A recent edition of my column for The Capital Journal.
t was nearing dusk as our worn bus tore through the low lands, trying to reach our village before all light was gone. It had been a long weekend – my school’s students had competed in a two-day sports competition and lost every match they played. Still, through the exhaustion and sweat-soaked clothes, they were dancing and singing like champions.
Just the chance to compete was worth celebrating.
At this past weekend sports events, my school joined a handful of others to compete in several events, however we only managed teams for boys’ soccer and netball, which is similar to basketball but without dribbling and only for girls. In each game they were overmatched. Every team had bigger players, shinier uniforms and larger cheering sections. My students looked like underdogs from those inspirational sports movies, yet with no Hollywood influence, they were not the Cinderella story.
But the losses seemed to barely faze them. Their faces flinched for a second after the final whistle but soon their were clapping and smiling.
As I’ve said before in this space, students in Lesotho live a hard life. In addition to their studies, many of them are responsible for much of the housework, such as cooking, washing and caring for animals. Many have lost a parent or both and have to travel long distances by foot to and from school each day. They get little time to be teenagers compared to their peers in America. Yet, scheduled sports time is their two hours a week to run around and forget about whatever else challenges them.
In a small way I can relate.
In the third grade a few girls at an after school activity were teasing me for having a “pillow stomach.” I went home that night and cried and dreaded each time I had to go back to that activity. The next year I asked my parents if I could swap those lessons for something else, swimming.
My confidence jumped when I joined the swim team. I could wash away bullies and school problems in the pool. For 10 years, swimming allowed me to be myself and have fun. It encouraged me to try other sports, including cross country which led to a life-long passion for running. It sprouted a courage within that would allow me to take big leaps later on in life, such as join the Peace Corps.
Watching my students compete reminded me all of my swimming and cross country meets. I felt awful that they couldn’t muster a win, but I usually didn’t either. Still, those competitions are some of favorite memories. Doing it was enough.
We often judge ourselves by the numbers of wins and losses, yet we forget that the real gift comes from the participation. Those two days were the happiest I’ve ever seen my students.
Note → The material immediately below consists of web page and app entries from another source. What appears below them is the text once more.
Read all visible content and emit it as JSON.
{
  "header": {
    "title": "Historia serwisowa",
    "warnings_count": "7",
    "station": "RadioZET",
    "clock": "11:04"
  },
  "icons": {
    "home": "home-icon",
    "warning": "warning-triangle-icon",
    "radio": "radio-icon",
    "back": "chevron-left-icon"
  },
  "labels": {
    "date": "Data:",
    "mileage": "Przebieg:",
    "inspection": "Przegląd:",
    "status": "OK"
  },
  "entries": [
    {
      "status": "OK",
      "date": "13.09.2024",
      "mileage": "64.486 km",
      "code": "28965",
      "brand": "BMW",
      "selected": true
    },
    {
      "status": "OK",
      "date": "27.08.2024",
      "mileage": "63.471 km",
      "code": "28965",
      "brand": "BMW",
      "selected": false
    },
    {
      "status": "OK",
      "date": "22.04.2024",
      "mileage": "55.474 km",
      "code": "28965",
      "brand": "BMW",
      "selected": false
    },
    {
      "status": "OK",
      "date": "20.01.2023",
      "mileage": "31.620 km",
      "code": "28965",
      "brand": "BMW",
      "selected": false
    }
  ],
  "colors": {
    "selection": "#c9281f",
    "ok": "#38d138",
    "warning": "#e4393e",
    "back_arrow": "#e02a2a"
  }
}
They didn’t care if they lost 9-0. They were getting a break from life.
With half our trip left I joined their singing and dancing. Maybe my students won’t gain the same things that I did from sports but I know they got something, the main idea of athletics – the chance to have fun.